Installing the software is a part of automating the Financial Information Unit, which is also one of the Nepal government’s commitments to the Financial Action Task Force (FATF), a global anti-money laundering body. The FATF, an inter-governmental body established in 1989 at the G7 Summit in Paris, sets standards and promotes effective implementation of legal, regulatory and operational measures to combat money laundering, terrorist financing and related threats to the integrity of the international financial system.
Nepal was on the FATF’s ‘greylist’ since 2008 but was removed in 2014 after Nepal made progress in establishing a national anti-money laundering strategy, drafting anti-money laundering laws, establishing anti-money laundering institutions, strengthening the Financial Information Unit, and starting risk-based supervision. The greylist, now called ‘other monitored jurisdictions’, consists of nations that have not yet met international standards to combat money laundering and terrorism financing.
As the Asia-Pacific Group on Money Laundering, a regional arm of the FATF, is conducting an evaluation of Nepal’s compliance with the FATF’s global standards this year, the government is taking tougher measures to avoid being greylisted again, or blacklisted.
There, however, are concerns over customers being required to submit additional details while opening an account and depositing and withdrawing cash. Central bank officials and bankers said that existing customers need not submit additional documents from those that they have already submitted.
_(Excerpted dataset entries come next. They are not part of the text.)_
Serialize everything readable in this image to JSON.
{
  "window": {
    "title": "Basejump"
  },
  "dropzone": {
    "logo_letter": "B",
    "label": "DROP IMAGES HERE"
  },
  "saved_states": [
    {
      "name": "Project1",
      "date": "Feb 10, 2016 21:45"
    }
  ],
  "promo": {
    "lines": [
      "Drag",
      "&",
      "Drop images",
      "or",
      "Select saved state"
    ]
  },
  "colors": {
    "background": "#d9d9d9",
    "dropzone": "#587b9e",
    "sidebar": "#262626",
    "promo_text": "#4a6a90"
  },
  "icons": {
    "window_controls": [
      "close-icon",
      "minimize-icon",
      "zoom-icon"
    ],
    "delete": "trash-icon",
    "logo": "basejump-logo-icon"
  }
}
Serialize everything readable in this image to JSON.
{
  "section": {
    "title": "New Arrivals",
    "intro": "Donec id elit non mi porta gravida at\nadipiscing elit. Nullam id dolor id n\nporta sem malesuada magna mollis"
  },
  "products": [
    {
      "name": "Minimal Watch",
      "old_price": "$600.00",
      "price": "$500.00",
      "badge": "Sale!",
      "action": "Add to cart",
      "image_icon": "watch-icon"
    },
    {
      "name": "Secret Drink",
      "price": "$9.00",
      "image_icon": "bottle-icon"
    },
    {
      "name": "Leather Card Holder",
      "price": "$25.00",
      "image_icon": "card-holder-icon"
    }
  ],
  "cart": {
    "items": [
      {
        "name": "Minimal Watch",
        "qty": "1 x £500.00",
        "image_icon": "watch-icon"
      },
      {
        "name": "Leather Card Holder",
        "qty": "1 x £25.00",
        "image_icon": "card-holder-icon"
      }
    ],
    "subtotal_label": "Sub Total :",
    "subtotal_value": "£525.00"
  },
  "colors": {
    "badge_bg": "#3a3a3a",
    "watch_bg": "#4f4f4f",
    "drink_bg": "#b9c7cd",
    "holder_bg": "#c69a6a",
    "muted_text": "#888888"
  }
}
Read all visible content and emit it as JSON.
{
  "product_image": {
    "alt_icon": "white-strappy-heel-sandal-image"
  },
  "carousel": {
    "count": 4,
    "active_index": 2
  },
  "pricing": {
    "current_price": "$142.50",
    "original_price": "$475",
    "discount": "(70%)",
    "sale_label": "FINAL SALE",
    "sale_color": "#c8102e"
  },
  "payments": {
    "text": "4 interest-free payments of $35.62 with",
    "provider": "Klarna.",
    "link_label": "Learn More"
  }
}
If a third party withdraws money or deposits on behalf of the customer, the banks are required to obtain a copy of that person’s identity card if the transaction is over Rs100,000.
“If a transaction appears suspicious, a bank can take a copy of the customer’s identity card and place that information on the software,” said Bhatta.
The central bank has said that it is also implementing the goAML software for development banks and finance companies.
“Currently more than a dozen development banks and finance companies are reporting to us via goAML on a trial basis,” said an official at the Financial Information Unit.
According to bankers, the software is necessary. “Such reporting is practised worldwide and we cannot ignore it,” said Bhuvan Dahal, president of Nepal Bankers’ Association, a group of chief executive officers of commercial banks.
The private sector too doesn’t have any particular complaint about the software but has expressed concern about the stringent procedures it is required to follow, as they could affect business confidence.
“There is now a situation where we have to prove that we are not guilty of wrongdoing, instead of the government proving someone guilty,” said Pashupati Murarka, former president of the Federation of Nepalese Chambers of Commerce and Industry.